Quote the data below in full, please, without altering anything.
----- Dataset entries -----
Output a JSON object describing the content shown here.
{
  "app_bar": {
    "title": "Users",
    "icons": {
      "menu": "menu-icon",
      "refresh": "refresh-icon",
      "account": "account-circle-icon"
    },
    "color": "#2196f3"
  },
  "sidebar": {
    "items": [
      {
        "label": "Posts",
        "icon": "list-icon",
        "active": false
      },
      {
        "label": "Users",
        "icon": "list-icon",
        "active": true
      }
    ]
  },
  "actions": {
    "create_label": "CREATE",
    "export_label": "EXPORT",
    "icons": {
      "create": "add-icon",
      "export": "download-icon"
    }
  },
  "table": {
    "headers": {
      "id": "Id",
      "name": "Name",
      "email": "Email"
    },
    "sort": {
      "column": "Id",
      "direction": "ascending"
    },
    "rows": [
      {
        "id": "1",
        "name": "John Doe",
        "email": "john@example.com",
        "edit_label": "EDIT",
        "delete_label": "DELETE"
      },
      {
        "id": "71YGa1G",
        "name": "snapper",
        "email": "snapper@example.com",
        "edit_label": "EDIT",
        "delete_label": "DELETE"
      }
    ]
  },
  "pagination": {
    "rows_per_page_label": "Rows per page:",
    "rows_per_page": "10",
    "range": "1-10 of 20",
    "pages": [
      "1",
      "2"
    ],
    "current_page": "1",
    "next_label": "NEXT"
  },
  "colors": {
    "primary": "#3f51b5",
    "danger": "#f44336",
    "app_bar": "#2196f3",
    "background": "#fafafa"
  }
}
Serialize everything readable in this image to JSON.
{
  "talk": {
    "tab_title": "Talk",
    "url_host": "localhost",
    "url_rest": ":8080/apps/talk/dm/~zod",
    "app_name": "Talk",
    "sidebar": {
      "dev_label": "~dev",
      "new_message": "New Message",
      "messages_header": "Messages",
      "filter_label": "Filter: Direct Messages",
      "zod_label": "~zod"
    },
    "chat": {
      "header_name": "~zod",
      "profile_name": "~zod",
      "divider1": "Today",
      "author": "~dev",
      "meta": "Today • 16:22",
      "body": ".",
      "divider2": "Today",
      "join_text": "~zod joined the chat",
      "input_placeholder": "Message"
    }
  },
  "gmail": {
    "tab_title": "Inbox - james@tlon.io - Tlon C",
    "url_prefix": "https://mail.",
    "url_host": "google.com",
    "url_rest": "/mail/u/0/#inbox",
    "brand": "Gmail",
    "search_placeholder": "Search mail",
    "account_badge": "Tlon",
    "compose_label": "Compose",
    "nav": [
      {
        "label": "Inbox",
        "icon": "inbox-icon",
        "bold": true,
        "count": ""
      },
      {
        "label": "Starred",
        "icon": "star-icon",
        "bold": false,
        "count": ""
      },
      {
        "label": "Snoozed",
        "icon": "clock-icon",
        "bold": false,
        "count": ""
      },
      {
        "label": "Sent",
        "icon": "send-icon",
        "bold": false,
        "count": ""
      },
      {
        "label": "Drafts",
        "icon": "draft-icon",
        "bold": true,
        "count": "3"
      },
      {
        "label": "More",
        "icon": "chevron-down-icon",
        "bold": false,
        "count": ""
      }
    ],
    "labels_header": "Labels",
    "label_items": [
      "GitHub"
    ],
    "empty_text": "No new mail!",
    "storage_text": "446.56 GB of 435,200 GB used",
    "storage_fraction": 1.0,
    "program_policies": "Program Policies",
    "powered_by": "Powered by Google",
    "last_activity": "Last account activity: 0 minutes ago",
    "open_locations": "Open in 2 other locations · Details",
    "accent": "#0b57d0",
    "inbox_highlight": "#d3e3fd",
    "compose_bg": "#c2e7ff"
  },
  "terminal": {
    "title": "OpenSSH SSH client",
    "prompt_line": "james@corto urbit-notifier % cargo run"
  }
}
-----
### Solution for this problem
Output a JSON object describing the content shown here.
{
  "app_bar": {
    "title": "Users",
    "icons": {
      "menu": "menu-icon",
      "refresh": "refresh-icon",
      "account": "account-circle-icon"
    },
    "color": "#2196f3"
  },
  "sidebar": {
    "items": [
      {
        "label": "Posts",
        "icon": "list-icon",
        "active": false
      },
      {
        "label": "Users",
        "icon": "list-icon",
        "active": true
      }
    ]
  },
  "actions": {
    "create_label": "CREATE",
    "export_label": "EXPORT",
    "icons": {
      "create": "add-icon",
      "export": "download-icon"
    }
  },
  "table": {
    "headers": {
      "id": "Id",
      "name": "Name",
      "email": "Email"
    },
    "sort": {
      "column": "Id",
      "direction": "ascending"
    },
    "rows": [
      {
        "id": "1",
        "name": "John Doe",
        "email": "john@example.com",
        "edit_label": "EDIT",
        "delete_label": "DELETE"
      },
      {
        "id": "71YGa1G",
        "name": "snapper",
        "email": "snapper@example.com",
        "edit_label": "EDIT",
        "delete_label": "DELETE"
      }
    ]
  },
  "pagination": {
    "rows_per_page_label": "Rows per page:",
    "rows_per_page": "10",
    "range": "1-10 of 20",
    "pages": [
      "1",
      "2"
    ],
    "current_page": "1",
    "next_label": "NEXT"
  },
  "colors": {
    "primary": "#3f51b5",
    "danger": "#f44336",
    "app_bar": "#2196f3",
    "background": "#fafafa"
  }
}
Serialize everything readable in this image to JSON.
{
  "talk": {
    "tab_title": "Talk",
    "url_host": "localhost",
    "url_rest": ":8080/apps/talk/dm/~zod",
    "app_name": "Talk",
    "sidebar": {
      "dev_label": "~dev",
      "new_message": "New Message",
      "messages_header": "Messages",
      "filter_label": "Filter: Direct Messages",
      "zod_label": "~zod"
    },
    "chat": {
      "header_name": "~zod",
      "profile_name": "~zod",
      "divider1": "Today",
      "author": "~dev",
      "meta": "Today • 16:22",
      "body": ".",
      "divider2": "Today",
      "join_text": "~zod joined the chat",
      "input_placeholder": "Message"
    }
  },
  "gmail": {
    "tab_title": "Inbox - james@tlon.io - Tlon C",
    "url_prefix": "https://mail.",
    "url_host": "google.com",
    "url_rest": "/mail/u/0/#inbox",
    "brand": "Gmail",
    "search_placeholder": "Search mail",
    "account_badge": "Tlon",
    "compose_label": "Compose",
    "nav": [
      {
        "label": "Inbox",
        "icon": "inbox-icon",
        "bold": true,
        "count": ""
      },
      {
        "label": "Starred",
        "icon": "star-icon",
        "bold": false,
        "count": ""
      },
      {
        "label": "Snoozed",
        "icon": "clock-icon",
        "bold": false,
        "count": ""
      },
      {
        "label": "Sent",
        "icon": "send-icon",
        "bold": false,
        "count": ""
      },
      {
        "label": "Drafts",
        "icon": "draft-icon",
        "bold": true,
        "count": "3"
      },
      {
        "label": "More",
        "icon": "chevron-down-icon",
        "bold": false,
        "count": ""
      }
    ],
    "labels_header": "Labels",
    "label_items": [
      "GitHub"
    ],
    "empty_text": "No new mail!",
    "storage_text": "446.56 GB of 435,200 GB used",
    "storage_fraction": 1.0,
    "program_policies": "Program Policies",
    "powered_by": "Powered by Google",
    "last_activity": "Last account activity: 0 minutes ago",
    "open_locations": "Open in 2 other locations · Details",
    "accent": "#0b57d0",
    "inbox_highlight": "#d3e3fd",
    "compose_bg": "#c2e7ff"
  },
  "terminal": {
    "title": "OpenSSH SSH client",
    "prompt_line": "james@corto urbit-notifier % cargo run"
  }
}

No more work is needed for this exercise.